Organisms alter levels of nitrate by a process called nitrate reduction. Historically, our knowledge about nitrate reduction has been based on bacteria such as Escherichia coli (E. coli) and Pseudomonas species that researchers can grow in culture. However, these don't actually appear at very high levels in the environment and are not responsible for most of the nitrate reduction. What scientists lack is an understanding of which organisms are present and what genetic systems are responsible for these processes. They have assumed that the processes are the same as those in well-studied organisms such as E. coli, but this might not necessarily be the case.
The team at Sheffield have sequenced DNA from a mud sample using the Edinburgh lab and compared the extracted DNA with a global database of the genomes (complete genetic profiles) of more than 600 bacteria.

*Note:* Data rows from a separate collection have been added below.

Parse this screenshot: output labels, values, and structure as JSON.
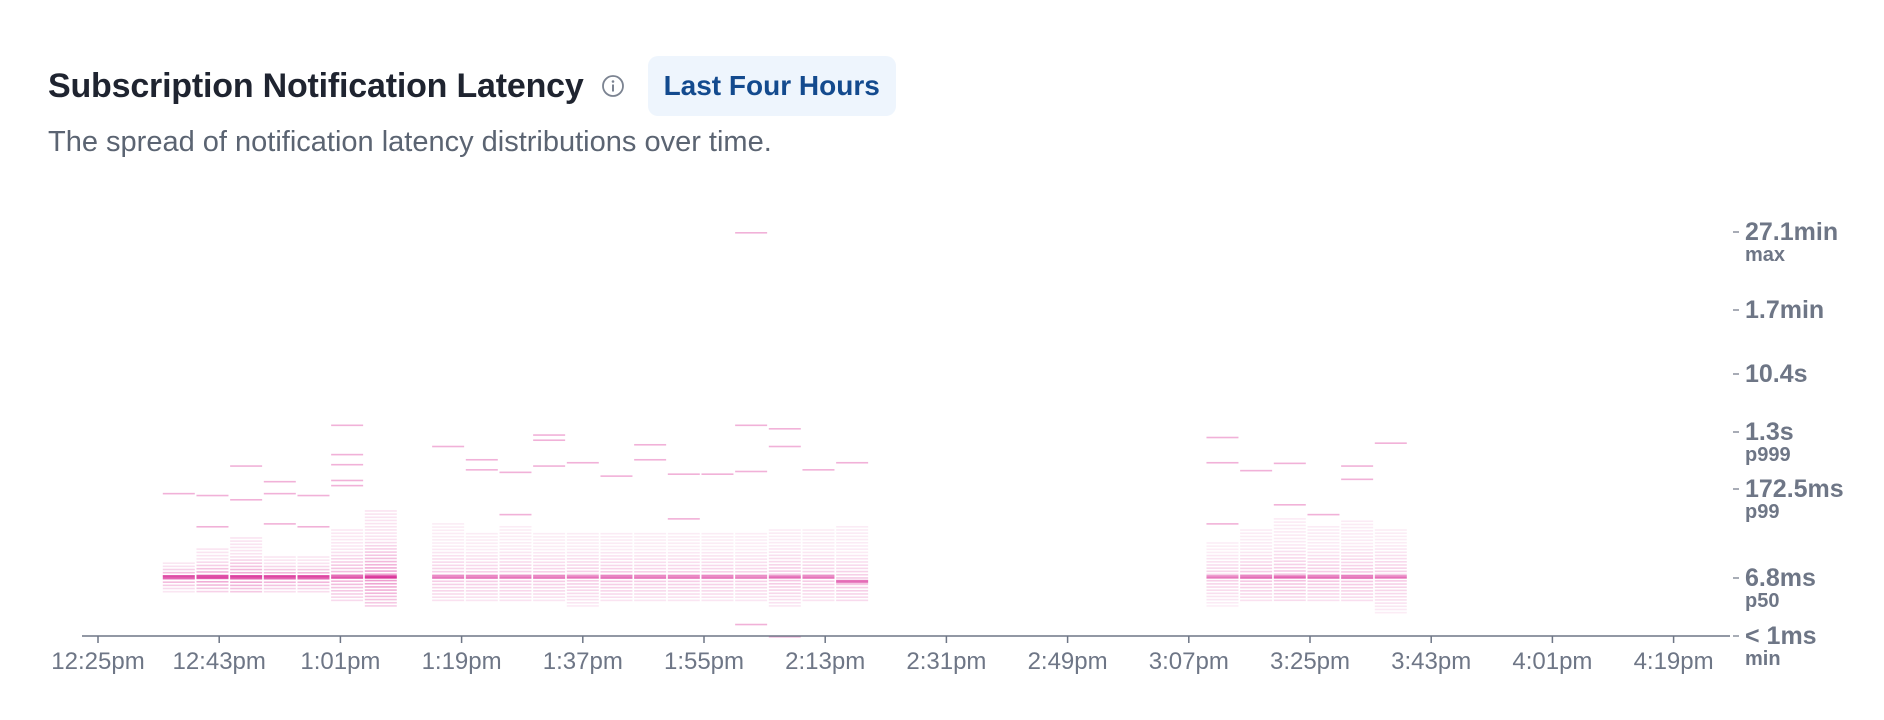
{
  "header": {
    "title": "Subscription Notification Latency",
    "info_icon": "info-circle-icon",
    "badge": "Last Four Hours",
    "subtitle": "The spread of notification latency distributions over time."
  },
  "colors": {
    "heat": "#d61f8f",
    "axis": "#6e7686",
    "badge_bg": "#eef5fd",
    "badge_text": "#134a8e"
  },
  "chart_data": {
    "type": "heatmap",
    "title": "Subscription Notification Latency",
    "x_ticks": [
      "12:25pm",
      "12:43pm",
      "1:01pm",
      "1:19pm",
      "1:37pm",
      "1:55pm",
      "2:13pm",
      "2:31pm",
      "2:49pm",
      "3:07pm",
      "3:25pm",
      "3:43pm",
      "4:01pm",
      "4:19pm"
    ],
    "y_ticks": [
      {
        "value": "27.1min",
        "label": "max"
      },
      {
        "value": "1.7min",
        "label": ""
      },
      {
        "value": "10.4s",
        "label": ""
      },
      {
        "value": "1.3s",
        "label": "p999"
      },
      {
        "value": "172.5ms",
        "label": "p99"
      },
      {
        "value": "6.8ms",
        "label": "p50"
      },
      {
        "value": "< 1ms",
        "label": "min"
      }
    ],
    "y_scale": "log",
    "x_range": [
      "12:25pm",
      "4:25pm"
    ],
    "columns": [
      {
        "time": "12:37pm",
        "min_ms": 4,
        "max_ms": 12,
        "p50_ms": 7,
        "intensity": 0.8,
        "extra_ms": [
          150
        ]
      },
      {
        "time": "12:42pm",
        "min_ms": 4,
        "max_ms": 20,
        "p50_ms": 7,
        "intensity": 0.9,
        "extra_ms": [
          45,
          140
        ]
      },
      {
        "time": "12:47pm",
        "min_ms": 4,
        "max_ms": 30,
        "p50_ms": 7,
        "intensity": 0.9,
        "extra_ms": [
          120,
          400
        ]
      },
      {
        "time": "12:52pm",
        "min_ms": 4,
        "max_ms": 15,
        "p50_ms": 7,
        "intensity": 0.85,
        "extra_ms": [
          50,
          150,
          230
        ]
      },
      {
        "time": "12:57pm",
        "min_ms": 4,
        "max_ms": 15,
        "p50_ms": 7,
        "intensity": 0.85,
        "extra_ms": [
          45,
          140
        ]
      },
      {
        "time": "1:02pm",
        "min_ms": 3,
        "max_ms": 40,
        "p50_ms": 7,
        "intensity": 0.7,
        "extra_ms": [
          200,
          240,
          420,
          600,
          1700
        ]
      },
      {
        "time": "1:07pm",
        "min_ms": 2.5,
        "max_ms": 80,
        "p50_ms": 7,
        "intensity": 0.95,
        "extra_ms": []
      },
      {
        "time": "1:17pm",
        "min_ms": 3,
        "max_ms": 50,
        "p50_ms": 7,
        "intensity": 0.45,
        "extra_ms": [
          800
        ]
      },
      {
        "time": "1:22pm",
        "min_ms": 3,
        "max_ms": 35,
        "p50_ms": 7,
        "intensity": 0.45,
        "extra_ms": [
          350,
          500
        ]
      },
      {
        "time": "1:27pm",
        "min_ms": 3,
        "max_ms": 45,
        "p50_ms": 7,
        "intensity": 0.45,
        "extra_ms": [
          70,
          320
        ]
      },
      {
        "time": "1:32pm",
        "min_ms": 3,
        "max_ms": 35,
        "p50_ms": 7,
        "intensity": 0.45,
        "extra_ms": [
          400,
          1000,
          1200
        ]
      },
      {
        "time": "1:37pm",
        "min_ms": 2.5,
        "max_ms": 35,
        "p50_ms": 7,
        "intensity": 0.45,
        "extra_ms": [
          450
        ]
      },
      {
        "time": "1:42pm",
        "min_ms": 3,
        "max_ms": 35,
        "p50_ms": 7,
        "intensity": 0.5,
        "extra_ms": [
          280
        ]
      },
      {
        "time": "1:47pm",
        "min_ms": 3,
        "max_ms": 35,
        "p50_ms": 7,
        "intensity": 0.45,
        "extra_ms": [
          500,
          850
        ]
      },
      {
        "time": "1:52pm",
        "min_ms": 3,
        "max_ms": 35,
        "p50_ms": 7,
        "intensity": 0.45,
        "extra_ms": [
          60,
          300
        ]
      },
      {
        "time": "1:57pm",
        "min_ms": 3,
        "max_ms": 35,
        "p50_ms": 7,
        "intensity": 0.45,
        "extra_ms": [
          300
        ]
      },
      {
        "time": "2:02pm",
        "min_ms": 3,
        "max_ms": 35,
        "p50_ms": 7,
        "intensity": 0.4,
        "extra_ms": [
          1.5,
          330,
          1700,
          2000000
        ]
      },
      {
        "time": "2:07pm",
        "min_ms": 2.5,
        "max_ms": 40,
        "p50_ms": 7,
        "intensity": 0.5,
        "extra_ms": [
          1,
          800,
          1500
        ]
      },
      {
        "time": "2:12pm",
        "min_ms": 3,
        "max_ms": 40,
        "p50_ms": 7,
        "intensity": 0.45,
        "extra_ms": [
          350
        ]
      },
      {
        "time": "2:17pm",
        "min_ms": 3,
        "max_ms": 45,
        "p50_ms": 6,
        "intensity": 0.5,
        "extra_ms": [
          450
        ]
      },
      {
        "time": "3:12pm",
        "min_ms": 2.5,
        "max_ms": 25,
        "p50_ms": 7,
        "intensity": 0.4,
        "extra_ms": [
          50,
          450,
          1100
        ]
      },
      {
        "time": "3:17pm",
        "min_ms": 3,
        "max_ms": 40,
        "p50_ms": 7,
        "intensity": 0.5,
        "extra_ms": [
          340
        ]
      },
      {
        "time": "3:22pm",
        "min_ms": 3,
        "max_ms": 60,
        "p50_ms": 7,
        "intensity": 0.55,
        "extra_ms": [
          100,
          440
        ]
      },
      {
        "time": "3:27pm",
        "min_ms": 3,
        "max_ms": 45,
        "p50_ms": 7,
        "intensity": 0.5,
        "extra_ms": [
          70
        ]
      },
      {
        "time": "3:32pm",
        "min_ms": 3,
        "max_ms": 55,
        "p50_ms": 7,
        "intensity": 0.5,
        "extra_ms": [
          250,
          400
        ]
      },
      {
        "time": "3:37pm",
        "min_ms": 2,
        "max_ms": 40,
        "p50_ms": 7,
        "intensity": 0.45,
        "extra_ms": [
          900
        ]
      }
    ]
  }
}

So far, the scientists think that they have characterised one of the dominant groups of genes in bacteria responsible for nitrate reduction found within the sediments at the high-nitrate end of the estuary. Mark Osborn, who leads the Sheffield group, said, "It turns out that the genomes most closely related to the DNA found in the samples are from delta-proteobacteria. What is interesting is that these sequences look like they are most closely related to organisms which have hitherto been known for their role in sulfate reduction - not nitrate reduction."

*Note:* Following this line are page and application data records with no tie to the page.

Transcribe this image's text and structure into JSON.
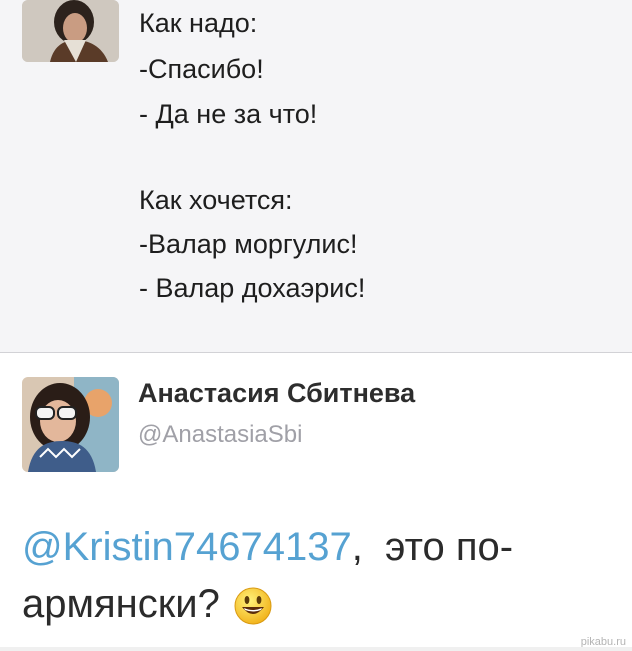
{
  "first_tweet": {
    "lines": [
      "Как надо:",
      "-Спасибо!",
      "- Да не за что!",
      "Как хочется:",
      "-Валар моргулис!",
      "- Валар дохаэрис!"
    ]
  },
  "second_tweet": {
    "user_name": "Анастасия Сбитнева",
    "user_handle": "@AnastasiaSbi",
    "mention": "@Kristin74674137",
    "text_line1_rest": ",  это по-",
    "text_line2": "армянски?",
    "emoji": "smiley-emoji"
  },
  "watermark": "pikabu.ru",
  "colors": {
    "mention": "#56a2d2",
    "top_background": "#f5f5f7",
    "handle": "#a0a0a7"
  }
}
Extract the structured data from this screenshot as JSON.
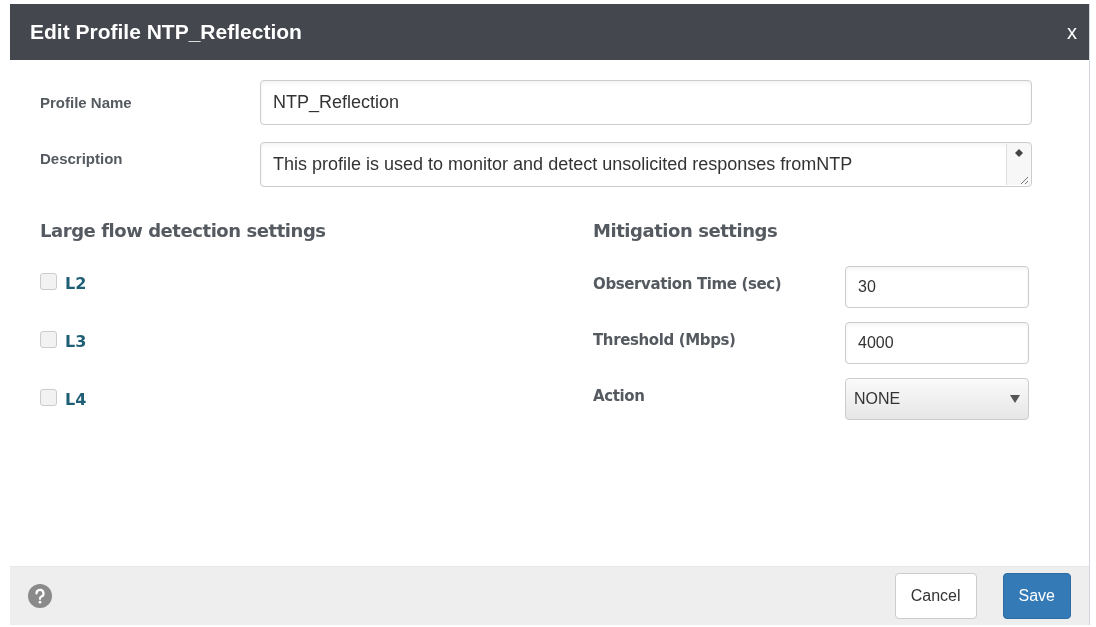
{
  "dialog": {
    "title": "Edit Profile NTP_Reflection",
    "close": "x"
  },
  "fields": [
    {
      "label": "Profile Name",
      "value": "NTP_Reflection",
      "kind": "input"
    },
    {
      "label": "Description",
      "value": "This profile is used to monitor and detect unsolicited responses fromNTP",
      "kind": "textarea"
    }
  ],
  "detection": {
    "heading": "Large flow detection settings",
    "options": [
      {
        "label": "L2",
        "checked": false
      },
      {
        "label": "L3",
        "checked": false
      },
      {
        "label": "L4",
        "checked": false
      }
    ]
  },
  "mitigation": {
    "heading": "Mitigation settings",
    "fields": [
      {
        "label": "Observation Time (sec)",
        "value": "30",
        "kind": "input"
      },
      {
        "label": "Threshold (Mbps)",
        "value": "4000",
        "kind": "input"
      },
      {
        "label": "Action",
        "value": "NONE",
        "kind": "select"
      }
    ]
  },
  "footer": {
    "buttons": [
      {
        "label": "Cancel",
        "kind": "secondary"
      },
      {
        "label": "Save",
        "kind": "primary"
      }
    ]
  }
}
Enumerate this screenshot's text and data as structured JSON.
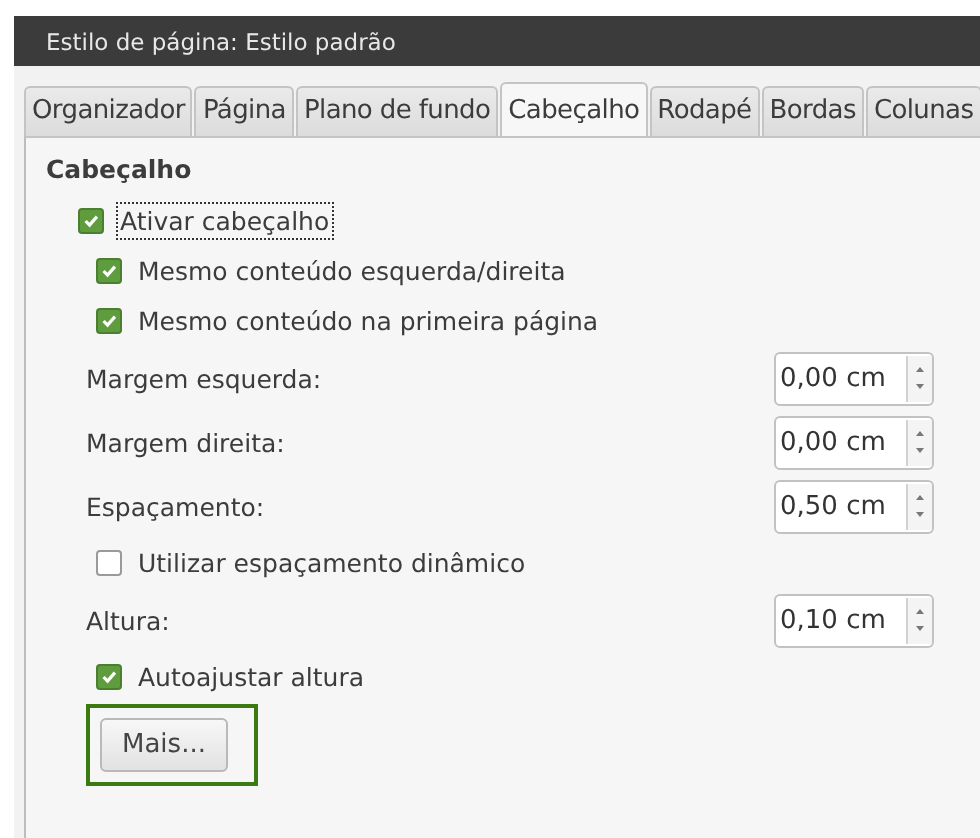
{
  "window": {
    "title": "Estilo de página: Estilo padrão"
  },
  "tabs": [
    {
      "label": "Organizador",
      "selected": false
    },
    {
      "label": "Página",
      "selected": false
    },
    {
      "label": "Plano de fundo",
      "selected": false
    },
    {
      "label": "Cabeçalho",
      "selected": true
    },
    {
      "label": "Rodapé",
      "selected": false
    },
    {
      "label": "Bordas",
      "selected": false
    },
    {
      "label": "Colunas",
      "selected": false
    }
  ],
  "section": {
    "title": "Cabeçalho"
  },
  "items": [
    {
      "kind": "master",
      "label": "Ativar cabeçalho",
      "checked": true,
      "focused": true
    },
    {
      "kind": "checkbox",
      "label": "Mesmo conteúdo esquerda/direita",
      "checked": true
    },
    {
      "kind": "checkbox",
      "label": "Mesmo conteúdo na primeira página",
      "checked": true
    },
    {
      "kind": "spin",
      "label": "Margem esquerda:",
      "value": "0,00 cm"
    },
    {
      "kind": "spin",
      "label": "Margem direita:",
      "value": "0,00 cm"
    },
    {
      "kind": "spin",
      "label": "Espaçamento:",
      "value": "0,50 cm"
    },
    {
      "kind": "checkbox",
      "label": "Utilizar espaçamento dinâmico",
      "checked": false
    },
    {
      "kind": "spin",
      "label": "Altura:",
      "value": "0,10 cm"
    },
    {
      "kind": "checkbox",
      "label": "Autoajustar altura",
      "checked": true
    },
    {
      "kind": "button",
      "label": "Mais...",
      "highlighted": true
    }
  ]
}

If understanding is based on organisms, such as E. coli and Pseudomonas, that are historically isolated from soils or medical environments, have researchers been studying the wrong organisms? And are they the appropriate models for understanding the fate and turnover of nitrates in estuaries? The team hope the facility will provide some of the answers.

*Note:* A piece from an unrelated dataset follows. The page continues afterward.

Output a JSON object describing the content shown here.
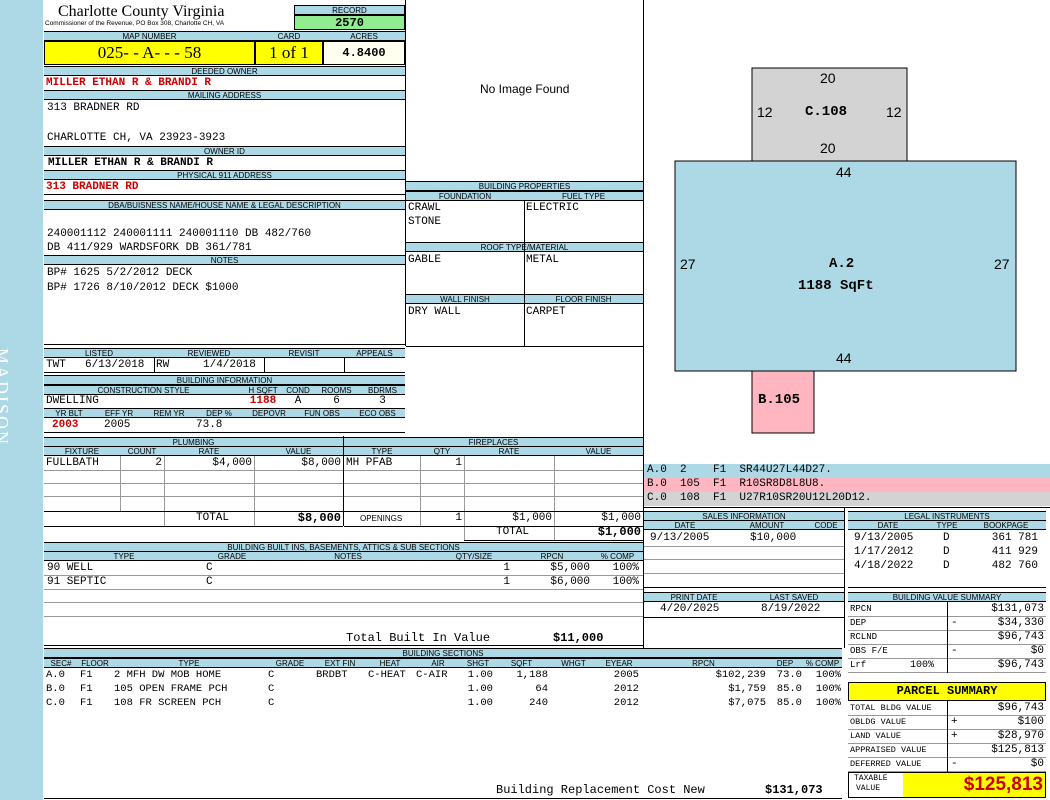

The future of genetic research
Terry Burke explained that the facility is evolving from the analysis of anonymous genetic markers towards understanding the functions of specific genes, keeping the facility at the cutting-edge of environmental research. He predicts that in the foreseeable future the facility will be able to compare whole genomes instead of just small sections.
"We'll be able to answer questions that we can't even think about now - such as the origins of species, species relationships, adaptations to the environment and much more," he added.
NERC's Molecular Genetics Facility
NERC has three laboratories within its Molecular Genetics Facility. The facility offers many different technologies and services to the NERC science community, and each laboratory has strengths in particular areas.
Molecular Genetics Facility - Edinburgh offers custom DNA sequencing and sequence analysis services using both conventional and the latest high-throughput technologies. The strength of the lab is in its ability to help researchers integrate and analyse the huge amount of data they generate. For example, researchers can get support to make their results available on the web.
Molecular Genetics Facility - Liverpool specialises in microarray technology that can measure the activity of thousands of genes simultaneously. This gives scientists a uniquely detailed, genome-wide, overview of biological responses from microbes, plants and animals. Scientists also have access to high-throughput sequencing technologies and receive support right from design and planning, to getting results and analysis.
Molecular Genetics Facility - Sheffield specialises in developing and applying genetic markers to answer questions in population genetics and behavioural ecology.
'The pros and cons of cohabitation': scientists working on this project were Paula Senior and John Altringham, both from the University of Leeds, and Roger Butlin from the University of Sheffield. 'Sex and segregation in temperate bats', Proceedings of the Royal Society B, 272, 2467-2473 (2005).
'The bacteria hunters': scientists working on this project were Mark Osborn, Ashley Houlden and Cindy Smith, with collaboration from David Nedwell, University of Essex, and Andy Weightman, University of Cardiff. This project is part of the NERC consortium Aquatic Microbial Metagenomic & Biochemical Cycling headed by Ian Joint at the Plymouth Marine Laboratory.